U.S. President Donald Trump on Friday said he hoped for productive talks with Chinese President Xi Jinping on a trade war that is casting a shadow on global growth, but said he had not made any promises about a reprieve from escalating tariffs.
The trade feud and signs of a global slowdown have loomed over a two-day Group of 20 (G20) summit in the Japanese city of Osaka, where Trump and Xi met in passing and prepared for one-on-one talks on Saturday.
To lay the groundwork, Chinese Vice Premier Liu He met Trump’s treasury secretary, Steven Mnuchin, and Trade Representative Robert Lighthizer at the hotel where the U.S. delegation was staying, a source familiar with the talks said.
Expectations have dimmed that the world’s two biggest economies can ease tension when Trump and Xi meet.
“At a minimum it will be productive. We’ll see what happens and what comes out of it,” Trump told reporters after a series of meetings with leaders where he made clear that his priority was two-way trade deals to boost the U.S. economy.
Asked, however, if he had promised Xi a six-month reprieve on imposing new tariffs on a $300 billion list of Chinese imports, Trump said: “No.”

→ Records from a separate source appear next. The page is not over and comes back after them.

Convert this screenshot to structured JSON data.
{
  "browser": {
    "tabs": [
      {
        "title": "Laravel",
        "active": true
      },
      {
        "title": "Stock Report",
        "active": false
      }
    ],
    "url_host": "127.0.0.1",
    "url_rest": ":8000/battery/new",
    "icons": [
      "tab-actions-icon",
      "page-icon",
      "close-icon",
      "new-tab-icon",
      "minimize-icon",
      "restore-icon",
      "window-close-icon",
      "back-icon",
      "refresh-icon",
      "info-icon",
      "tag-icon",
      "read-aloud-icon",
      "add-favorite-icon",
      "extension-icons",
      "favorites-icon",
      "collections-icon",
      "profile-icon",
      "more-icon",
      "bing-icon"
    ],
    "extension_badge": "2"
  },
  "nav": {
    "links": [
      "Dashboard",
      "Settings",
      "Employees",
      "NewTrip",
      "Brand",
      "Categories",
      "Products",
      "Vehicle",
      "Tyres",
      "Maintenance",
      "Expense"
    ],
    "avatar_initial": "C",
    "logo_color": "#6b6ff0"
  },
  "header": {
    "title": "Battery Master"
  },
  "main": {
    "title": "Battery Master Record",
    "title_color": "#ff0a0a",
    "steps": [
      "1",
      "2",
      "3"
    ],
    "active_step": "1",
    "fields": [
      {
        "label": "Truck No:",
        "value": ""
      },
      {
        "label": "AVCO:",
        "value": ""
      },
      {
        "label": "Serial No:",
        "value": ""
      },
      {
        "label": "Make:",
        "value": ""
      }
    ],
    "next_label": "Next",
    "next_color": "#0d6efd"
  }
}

Trump has already imposed tariffs on $250 billion of Chinese imports and is threatening to extend those to another $300 billion of goods, effectively everything China exports to the United States. China has retaliated with tariffs on U.S. imports.
Asian shares stumbled and gold slipped on Friday, as doubts grew that the highly anticipated meeting between the two leaders would bring progress. Wall Street edged higher.
The best-case scenario for the talks was a resumption of trade negotiations, Marc Short, the chief of staff for U.S. Vice President Mike Pence, told reporters at the White House on Friday.
Talks fell apart in May after the United States accused China of reneging on reform pledges made earlier in negotiations.